The two forms are equivalent (SwiftAutomation converts the first form to the second behind the scenes) although the first form is preferred for conciseness. [TO DO: note that the first form only works when specifier has a targeted application object as its root; if the specifier is constructed from an untargeted App root, the second form must be used]

the specifier upon which it is called will be packed as the Apple event's "subject" attribute (keySubjectAttr).

Command errors

If a command fails due to an error raised by the target application or Apple Event Manager, or if a given parameter or attribute was not of a supported type, a CommandError containing the following properties is thrown:

Note to AppleScript users

Unlike AppleScript, which implicitly sends a get command to any unresolved application object references at the end of evaluating an expression, SwiftAutomation only resolves a reference when it receives an appropriate command.

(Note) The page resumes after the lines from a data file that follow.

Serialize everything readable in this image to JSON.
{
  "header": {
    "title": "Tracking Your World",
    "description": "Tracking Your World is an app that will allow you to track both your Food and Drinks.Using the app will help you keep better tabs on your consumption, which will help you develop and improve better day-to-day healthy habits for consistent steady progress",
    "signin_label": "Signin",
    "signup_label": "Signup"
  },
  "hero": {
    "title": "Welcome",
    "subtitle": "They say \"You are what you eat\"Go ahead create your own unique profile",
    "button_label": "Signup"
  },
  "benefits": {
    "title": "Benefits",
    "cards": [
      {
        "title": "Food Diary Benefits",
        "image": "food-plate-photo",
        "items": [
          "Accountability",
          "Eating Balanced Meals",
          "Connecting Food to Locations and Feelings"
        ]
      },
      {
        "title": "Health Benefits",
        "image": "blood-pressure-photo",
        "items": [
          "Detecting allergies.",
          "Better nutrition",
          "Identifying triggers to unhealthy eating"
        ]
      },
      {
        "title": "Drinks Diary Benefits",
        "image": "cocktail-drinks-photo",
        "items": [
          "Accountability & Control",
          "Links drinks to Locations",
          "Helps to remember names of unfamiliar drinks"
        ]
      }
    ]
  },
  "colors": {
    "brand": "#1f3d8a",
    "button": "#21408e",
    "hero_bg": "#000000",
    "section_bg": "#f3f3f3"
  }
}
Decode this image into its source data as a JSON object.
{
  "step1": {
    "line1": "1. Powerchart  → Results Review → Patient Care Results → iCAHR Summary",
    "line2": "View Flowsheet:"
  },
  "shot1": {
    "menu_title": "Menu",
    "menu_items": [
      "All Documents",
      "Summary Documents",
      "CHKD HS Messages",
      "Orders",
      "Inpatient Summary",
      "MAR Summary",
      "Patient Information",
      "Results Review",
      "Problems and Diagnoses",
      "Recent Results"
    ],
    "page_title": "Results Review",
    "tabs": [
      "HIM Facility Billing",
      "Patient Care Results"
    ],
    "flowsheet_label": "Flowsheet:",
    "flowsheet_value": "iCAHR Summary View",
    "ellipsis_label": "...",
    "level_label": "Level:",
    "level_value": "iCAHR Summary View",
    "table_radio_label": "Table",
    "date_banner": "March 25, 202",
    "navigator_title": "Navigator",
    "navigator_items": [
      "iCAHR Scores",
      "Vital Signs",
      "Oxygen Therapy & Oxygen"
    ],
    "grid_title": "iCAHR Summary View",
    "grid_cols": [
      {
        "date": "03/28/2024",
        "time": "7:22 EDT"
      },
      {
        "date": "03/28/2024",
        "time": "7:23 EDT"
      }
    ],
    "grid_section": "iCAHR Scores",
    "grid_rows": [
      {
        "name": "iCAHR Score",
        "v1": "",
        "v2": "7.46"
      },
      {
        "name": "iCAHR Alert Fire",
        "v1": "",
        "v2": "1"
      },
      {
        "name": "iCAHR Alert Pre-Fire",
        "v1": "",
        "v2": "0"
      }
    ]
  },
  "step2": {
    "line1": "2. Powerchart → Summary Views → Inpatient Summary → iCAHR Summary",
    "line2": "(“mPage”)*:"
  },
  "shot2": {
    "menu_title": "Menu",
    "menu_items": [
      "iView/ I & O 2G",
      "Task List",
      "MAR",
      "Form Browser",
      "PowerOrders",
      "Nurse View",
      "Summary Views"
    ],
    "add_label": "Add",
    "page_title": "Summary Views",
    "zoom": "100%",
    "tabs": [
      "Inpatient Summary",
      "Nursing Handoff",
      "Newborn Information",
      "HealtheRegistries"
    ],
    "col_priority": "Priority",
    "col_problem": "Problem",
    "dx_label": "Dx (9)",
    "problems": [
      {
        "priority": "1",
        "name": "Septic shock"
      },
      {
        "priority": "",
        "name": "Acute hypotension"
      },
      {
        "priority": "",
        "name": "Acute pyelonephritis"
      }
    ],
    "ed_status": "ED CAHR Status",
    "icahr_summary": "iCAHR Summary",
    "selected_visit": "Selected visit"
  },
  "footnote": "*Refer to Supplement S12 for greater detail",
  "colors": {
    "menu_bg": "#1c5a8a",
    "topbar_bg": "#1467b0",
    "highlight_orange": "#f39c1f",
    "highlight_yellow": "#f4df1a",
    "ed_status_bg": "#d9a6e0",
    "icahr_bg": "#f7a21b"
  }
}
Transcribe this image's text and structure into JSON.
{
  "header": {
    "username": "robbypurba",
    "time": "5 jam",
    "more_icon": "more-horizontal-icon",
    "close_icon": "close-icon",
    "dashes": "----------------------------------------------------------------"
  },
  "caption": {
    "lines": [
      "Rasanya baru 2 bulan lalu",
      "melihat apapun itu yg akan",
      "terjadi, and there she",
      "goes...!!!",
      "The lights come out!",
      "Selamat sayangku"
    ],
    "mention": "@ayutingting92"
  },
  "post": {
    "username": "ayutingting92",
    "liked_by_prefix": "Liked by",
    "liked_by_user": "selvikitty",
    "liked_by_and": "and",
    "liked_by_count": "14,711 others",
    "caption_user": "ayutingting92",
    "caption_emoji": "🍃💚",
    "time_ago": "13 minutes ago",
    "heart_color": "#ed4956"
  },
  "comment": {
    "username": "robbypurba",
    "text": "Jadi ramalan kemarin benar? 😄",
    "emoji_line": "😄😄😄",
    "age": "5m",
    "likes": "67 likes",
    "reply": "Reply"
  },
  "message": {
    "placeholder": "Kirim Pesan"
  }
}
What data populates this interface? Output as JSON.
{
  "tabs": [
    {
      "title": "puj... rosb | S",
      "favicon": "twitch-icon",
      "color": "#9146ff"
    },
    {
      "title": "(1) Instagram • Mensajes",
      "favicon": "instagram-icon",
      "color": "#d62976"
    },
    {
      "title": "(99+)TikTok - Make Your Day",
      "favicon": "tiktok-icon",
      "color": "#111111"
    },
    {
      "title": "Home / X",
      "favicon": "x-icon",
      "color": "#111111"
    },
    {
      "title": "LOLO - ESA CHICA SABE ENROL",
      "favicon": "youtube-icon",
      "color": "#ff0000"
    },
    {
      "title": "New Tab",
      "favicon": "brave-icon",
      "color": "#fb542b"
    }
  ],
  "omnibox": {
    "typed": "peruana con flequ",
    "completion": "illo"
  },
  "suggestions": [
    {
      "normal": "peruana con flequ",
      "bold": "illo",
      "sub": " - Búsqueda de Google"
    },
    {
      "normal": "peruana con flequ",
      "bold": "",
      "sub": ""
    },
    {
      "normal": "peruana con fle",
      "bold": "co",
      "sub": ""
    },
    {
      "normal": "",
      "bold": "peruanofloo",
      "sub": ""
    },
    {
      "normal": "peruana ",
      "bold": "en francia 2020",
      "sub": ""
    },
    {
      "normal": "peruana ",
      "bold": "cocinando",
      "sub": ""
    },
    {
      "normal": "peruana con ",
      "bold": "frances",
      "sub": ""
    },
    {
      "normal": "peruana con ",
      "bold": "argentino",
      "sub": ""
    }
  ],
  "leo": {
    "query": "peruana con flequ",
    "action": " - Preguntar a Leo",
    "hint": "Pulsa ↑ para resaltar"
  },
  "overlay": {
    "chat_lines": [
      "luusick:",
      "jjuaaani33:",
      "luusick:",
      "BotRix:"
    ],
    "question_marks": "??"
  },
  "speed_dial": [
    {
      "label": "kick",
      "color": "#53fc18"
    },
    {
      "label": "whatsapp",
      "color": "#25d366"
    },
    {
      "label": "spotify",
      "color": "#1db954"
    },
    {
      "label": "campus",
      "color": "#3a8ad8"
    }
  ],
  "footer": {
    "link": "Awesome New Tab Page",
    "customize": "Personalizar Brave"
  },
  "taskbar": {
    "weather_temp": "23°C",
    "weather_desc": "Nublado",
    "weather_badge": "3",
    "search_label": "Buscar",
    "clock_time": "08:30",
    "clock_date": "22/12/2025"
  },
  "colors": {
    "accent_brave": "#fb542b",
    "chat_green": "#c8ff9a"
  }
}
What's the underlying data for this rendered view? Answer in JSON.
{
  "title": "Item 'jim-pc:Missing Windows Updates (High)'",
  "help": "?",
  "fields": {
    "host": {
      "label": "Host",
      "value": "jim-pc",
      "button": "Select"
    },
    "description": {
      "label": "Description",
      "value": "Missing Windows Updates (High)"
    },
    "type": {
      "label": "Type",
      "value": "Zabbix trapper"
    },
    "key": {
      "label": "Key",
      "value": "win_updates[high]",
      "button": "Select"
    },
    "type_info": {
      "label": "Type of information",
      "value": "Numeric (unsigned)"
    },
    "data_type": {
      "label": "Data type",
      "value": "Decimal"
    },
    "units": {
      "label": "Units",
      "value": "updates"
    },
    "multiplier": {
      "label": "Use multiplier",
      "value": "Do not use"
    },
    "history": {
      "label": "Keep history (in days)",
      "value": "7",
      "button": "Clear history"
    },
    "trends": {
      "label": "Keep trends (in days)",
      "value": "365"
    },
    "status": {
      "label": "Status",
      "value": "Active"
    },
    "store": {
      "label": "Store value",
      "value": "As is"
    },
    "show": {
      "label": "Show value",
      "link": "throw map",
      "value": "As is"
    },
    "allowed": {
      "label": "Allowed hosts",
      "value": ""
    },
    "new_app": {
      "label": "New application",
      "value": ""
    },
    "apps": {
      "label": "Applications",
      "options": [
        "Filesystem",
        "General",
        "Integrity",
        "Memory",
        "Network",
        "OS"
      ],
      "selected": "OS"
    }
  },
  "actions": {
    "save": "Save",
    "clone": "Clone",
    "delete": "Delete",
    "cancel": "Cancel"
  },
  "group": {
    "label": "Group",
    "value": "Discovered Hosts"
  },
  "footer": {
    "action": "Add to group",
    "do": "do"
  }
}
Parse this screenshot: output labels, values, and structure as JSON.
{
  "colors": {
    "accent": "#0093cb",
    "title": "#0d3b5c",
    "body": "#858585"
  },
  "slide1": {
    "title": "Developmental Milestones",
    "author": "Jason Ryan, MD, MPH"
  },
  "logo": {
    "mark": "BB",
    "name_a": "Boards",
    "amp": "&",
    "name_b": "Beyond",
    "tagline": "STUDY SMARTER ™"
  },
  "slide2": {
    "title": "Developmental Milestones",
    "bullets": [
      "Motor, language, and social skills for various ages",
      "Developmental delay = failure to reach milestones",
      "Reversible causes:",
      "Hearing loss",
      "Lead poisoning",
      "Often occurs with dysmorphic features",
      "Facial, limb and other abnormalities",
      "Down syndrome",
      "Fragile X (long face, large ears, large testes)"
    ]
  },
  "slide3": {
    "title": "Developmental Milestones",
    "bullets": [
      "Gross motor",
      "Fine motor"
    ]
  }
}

For example:

let o = TextEdit().documents

is not the same as:

set o to documents of application "TextEdit"

even though the two statements may look equivalent. In the Swift example, the value assigned to o is an instance of TEDSpecifier, TextEdit(name:"/Applications/").documents, i.e. an object specifier. Whereas, in the AppleScript example, the evaluating the documents of application "TextEdit" expression not only constructs the same specifier, it also automatically sends a get event to the target application in order to retrieve the specified data, then assigns the result of that request to o:

set o to documents of application "TextEdit"
-- {document "Untitled" of application "TextEdit", document "Untitled 2" of application "TextEdit"}

This "implicit get" behavior is built directly into the AppleScript interpreter itself, and automatically applied to any specifier literal that does not already appear as a parameter to an application command, as a tell block target, or as the sole operand to AppleScript's' a reference to operator:

set o to a reference to documents of application "TextEdit"
-- every document of application "TextEdit"

In contrast, SwiftAutomation has no invisible "magic" behaviors attempting to infer your actual intent: it only ever sends an Apple event when you explicitly instruct it to do so:

let o = TextEdit().documents.get()
// [TextEdit().documents["Untitled"], TextEdit().documents["Untitled 2"]]

New users coming from AppleScript or OO language backgrounds may find this unintuitive at first, but SwiftAutomation's clean separation between query construction and event dispatch ensures SwiftAutomation's behavior is completely straightforward and predictable, and avoids the hidden gotchas that can bite AppleScript users in various unexpected and confusing ways.